We touched on the differences in a recent article on SAM Tech’s new EFI Calibration series of classes , but generally, when you hear the word “calibrator” you probably imagine someone with glasses who sits behind a bank of computers in a laboratory setting, who views the world as a Matrix-like stream of computer code while refining an engine’s performance.
Conversely, the term “Tuner” can elicit visions of laptop computers wired sloppily into the passenger seat of an import, flashing “DANGER TO MANIFOLD” (thanks to the late-‘90s and early 2000s). Or more likely, if you live in this decade, you think of someone with a laptop who understands the complexities of the modern ECU and knows how to make your car run well after you throw a bunch of parts at it.
While the video above from The Tuning School  is mostly a satirical skit meant in good fun, it does, address some key points in the differences between a calibrator and a tuner. “They are actually two very different occupations, but the industry likes to mix and match these terms loosely,” says Bob Morreale, president of The Tuning School.
Defining the Roles
“Tuners show up to work each day at the dyno shop and finds a surprise at their doorstep,” Morreale explains. “It could be eBay turbos from the cheap guy down the road or a high-end build. Either way, a tuner’s day consists of taking a build that may be low- or high-quality, and typically has to make it start well, idle and part throttle well, and go fast as it can when the pedal hits the floor, keeping reliability in the mix too. The tuner has to be smart and flexible, and above all; patient while they work on the dyno.”

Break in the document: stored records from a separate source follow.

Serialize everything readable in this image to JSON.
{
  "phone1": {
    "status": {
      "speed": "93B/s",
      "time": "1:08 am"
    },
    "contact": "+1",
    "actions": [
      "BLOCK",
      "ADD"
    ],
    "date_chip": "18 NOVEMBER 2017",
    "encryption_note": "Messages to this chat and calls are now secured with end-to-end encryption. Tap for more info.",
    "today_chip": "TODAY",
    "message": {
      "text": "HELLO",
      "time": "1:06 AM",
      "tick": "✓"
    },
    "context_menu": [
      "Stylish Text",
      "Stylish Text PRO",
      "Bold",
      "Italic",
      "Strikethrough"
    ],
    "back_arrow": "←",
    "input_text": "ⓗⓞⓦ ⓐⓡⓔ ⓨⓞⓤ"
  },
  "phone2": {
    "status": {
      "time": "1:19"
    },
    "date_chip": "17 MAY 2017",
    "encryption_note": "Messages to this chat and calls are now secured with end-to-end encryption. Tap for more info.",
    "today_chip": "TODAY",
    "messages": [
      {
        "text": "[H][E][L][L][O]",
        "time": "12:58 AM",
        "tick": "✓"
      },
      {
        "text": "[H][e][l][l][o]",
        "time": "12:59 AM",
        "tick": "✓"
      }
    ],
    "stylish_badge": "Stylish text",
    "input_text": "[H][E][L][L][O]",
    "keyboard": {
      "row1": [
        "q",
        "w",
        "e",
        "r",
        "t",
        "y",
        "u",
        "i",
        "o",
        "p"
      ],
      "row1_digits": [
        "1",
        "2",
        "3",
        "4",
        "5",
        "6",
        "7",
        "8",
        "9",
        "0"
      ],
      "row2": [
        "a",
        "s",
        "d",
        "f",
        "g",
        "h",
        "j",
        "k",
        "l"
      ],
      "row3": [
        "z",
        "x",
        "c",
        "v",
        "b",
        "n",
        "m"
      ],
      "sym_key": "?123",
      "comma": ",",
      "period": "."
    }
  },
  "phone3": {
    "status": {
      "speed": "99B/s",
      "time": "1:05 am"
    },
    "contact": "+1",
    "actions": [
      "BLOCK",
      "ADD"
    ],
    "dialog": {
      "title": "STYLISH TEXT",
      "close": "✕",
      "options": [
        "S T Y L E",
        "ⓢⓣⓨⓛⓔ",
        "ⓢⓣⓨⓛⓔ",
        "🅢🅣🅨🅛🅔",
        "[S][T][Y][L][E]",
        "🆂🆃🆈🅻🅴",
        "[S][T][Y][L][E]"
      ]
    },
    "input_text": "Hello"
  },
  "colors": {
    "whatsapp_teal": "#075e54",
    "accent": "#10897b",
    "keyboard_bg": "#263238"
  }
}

Morreale also expands on what a calibrator job consists of. “Calibrators show up to work in a more formal testing environment, and typically work for an OEM,” he says. “They are highly organized and given specific sections or tasks that contribute to the overall calibration. It’s highly unusual for any single calibrator to do every single part of the calibration because their team is typically building an entire calibration from scratch. Calibrators are typically specialized, trained for one area of the calibration from the start, but they can move from area to area over time and multiple projects.”
More than just a difference in scope of work, tuners and calibrators generally have a different background and education as well. “Typically tuners start out at home and learn on their own vehicles. We have many methods for people to get started, such as learn-at-home, online classes, and in-person classes. However, it takes months of practice and learning on a single brand of tuning software and vehicle to become proficient,” Morreale says.
“A Calibrator typically starts his or her career as a graduate from a college with a Mechanical Engineering degree or similar. They are typically recruited by an OEM and spend a fair amount of time learning about their goals and understanding the testing process and procedures.”
Differences aside, the two terms are basically two sides of the same coin. “The reality is that you can find real brilliance in the people whose job it is to be in each of these very different roles,” says Morreale. “I’ve known tuners who can make an insane combination of high-end engine parts run and drive fantastic that were never designed to.”
“Conversely, many calibrators I have talked with, wish that they had the freedom to fine-tune their calibrations to the degree that tuners have. From my perspective, each has its good qualities and deserves respect, and neither should look down on the other.”